● Data records
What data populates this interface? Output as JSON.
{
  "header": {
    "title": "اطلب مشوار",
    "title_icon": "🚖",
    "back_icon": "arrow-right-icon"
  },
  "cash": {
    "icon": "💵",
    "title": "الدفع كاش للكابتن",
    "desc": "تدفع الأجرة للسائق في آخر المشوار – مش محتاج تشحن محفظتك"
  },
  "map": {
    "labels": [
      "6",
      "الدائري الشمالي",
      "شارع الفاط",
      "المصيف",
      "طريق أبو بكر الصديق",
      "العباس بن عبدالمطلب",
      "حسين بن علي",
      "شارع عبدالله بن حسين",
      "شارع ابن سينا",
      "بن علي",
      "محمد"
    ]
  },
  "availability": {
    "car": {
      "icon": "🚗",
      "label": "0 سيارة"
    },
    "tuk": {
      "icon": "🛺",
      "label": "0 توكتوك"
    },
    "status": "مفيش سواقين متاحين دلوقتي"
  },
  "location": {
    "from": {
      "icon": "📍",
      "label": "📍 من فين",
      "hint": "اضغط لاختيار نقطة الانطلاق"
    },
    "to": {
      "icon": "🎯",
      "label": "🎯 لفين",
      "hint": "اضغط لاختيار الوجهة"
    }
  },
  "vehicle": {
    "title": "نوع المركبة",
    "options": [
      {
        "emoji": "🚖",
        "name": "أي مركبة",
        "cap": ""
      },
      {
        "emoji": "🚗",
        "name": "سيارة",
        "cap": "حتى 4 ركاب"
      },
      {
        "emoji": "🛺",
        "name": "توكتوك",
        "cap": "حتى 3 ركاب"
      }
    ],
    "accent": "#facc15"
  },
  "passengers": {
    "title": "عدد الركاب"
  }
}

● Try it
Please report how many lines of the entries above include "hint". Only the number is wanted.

● Exercise response
2